• YOUR GOAL: Starting with the first line, output the data exactly, through to the last line.

Data records for software interfaces
================================

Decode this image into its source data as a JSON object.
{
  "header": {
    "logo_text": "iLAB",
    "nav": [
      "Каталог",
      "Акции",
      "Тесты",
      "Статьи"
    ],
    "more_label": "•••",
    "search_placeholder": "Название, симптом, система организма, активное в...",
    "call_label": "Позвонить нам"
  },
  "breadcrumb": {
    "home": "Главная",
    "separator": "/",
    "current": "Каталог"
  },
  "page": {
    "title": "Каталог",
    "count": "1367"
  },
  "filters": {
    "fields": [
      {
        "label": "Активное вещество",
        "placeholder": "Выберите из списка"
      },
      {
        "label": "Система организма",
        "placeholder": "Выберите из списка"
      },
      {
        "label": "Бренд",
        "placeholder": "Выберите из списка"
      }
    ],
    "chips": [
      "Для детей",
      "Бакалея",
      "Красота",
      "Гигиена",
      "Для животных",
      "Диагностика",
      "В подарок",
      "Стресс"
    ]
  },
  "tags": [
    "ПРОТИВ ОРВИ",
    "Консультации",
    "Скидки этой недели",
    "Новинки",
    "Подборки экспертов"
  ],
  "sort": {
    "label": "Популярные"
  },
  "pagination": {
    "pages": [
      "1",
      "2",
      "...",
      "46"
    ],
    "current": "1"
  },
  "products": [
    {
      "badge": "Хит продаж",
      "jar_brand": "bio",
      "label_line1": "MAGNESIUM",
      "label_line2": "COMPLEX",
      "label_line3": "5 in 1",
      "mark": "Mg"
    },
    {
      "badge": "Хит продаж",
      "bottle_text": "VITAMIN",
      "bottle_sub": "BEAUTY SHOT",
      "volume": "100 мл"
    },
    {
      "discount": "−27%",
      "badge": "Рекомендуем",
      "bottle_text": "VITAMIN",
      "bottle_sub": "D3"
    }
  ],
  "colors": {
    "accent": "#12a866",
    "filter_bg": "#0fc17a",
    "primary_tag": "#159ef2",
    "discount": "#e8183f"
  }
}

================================

• ANSWER FOR THE TASK:
Decode this image into its source data as a JSON object.
{
  "header": {
    "logo_text": "iLAB",
    "nav": [
      "Каталог",
      "Акции",
      "Тесты",
      "Статьи"
    ],
    "more_label": "•••",
    "search_placeholder": "Название, симптом, система организма, активное в...",
    "call_label": "Позвонить нам"
  },
  "breadcrumb": {
    "home": "Главная",
    "separator": "/",
    "current": "Каталог"
  },
  "page": {
    "title": "Каталог",
    "count": "1367"
  },
  "filters": {
    "fields": [
      {
        "label": "Активное вещество",
        "placeholder": "Выберите из списка"
      },
      {
        "label": "Система организма",
        "placeholder": "Выберите из списка"
      },
      {
        "label": "Бренд",
        "placeholder": "Выберите из списка"
      }
    ],
    "chips": [
      "Для детей",
      "Бакалея",
      "Красота",
      "Гигиена",
      "Для животных",
      "Диагностика",
      "В подарок",
      "Стресс"
    ]
  },
  "tags": [
    "ПРОТИВ ОРВИ",
    "Консультации",
    "Скидки этой недели",
    "Новинки",
    "Подборки экспертов"
  ],
  "sort": {
    "label": "Популярные"
  },
  "pagination": {
    "pages": [
      "1",
      "2",
      "...",
      "46"
    ],
    "current": "1"
  },
  "products": [
    {
      "badge": "Хит продаж",
      "jar_brand": "bio",
      "label_line1": "MAGNESIUM",
      "label_line2": "COMPLEX",
      "label_line3": "5 in 1",
      "mark": "Mg"
    },
    {
      "badge": "Хит продаж",
      "bottle_text": "VITAMIN",
      "bottle_sub": "BEAUTY SHOT",
      "volume": "100 мл"
    },
    {
      "discount": "−27%",
      "badge": "Рекомендуем",
      "bottle_text": "VITAMIN",
      "bottle_sub": "D3"
    }
  ],
  "colors": {
    "accent": "#12a866",
    "filter_bg": "#0fc17a",
    "primary_tag": "#159ef2",
    "discount": "#e8183f"
  }
}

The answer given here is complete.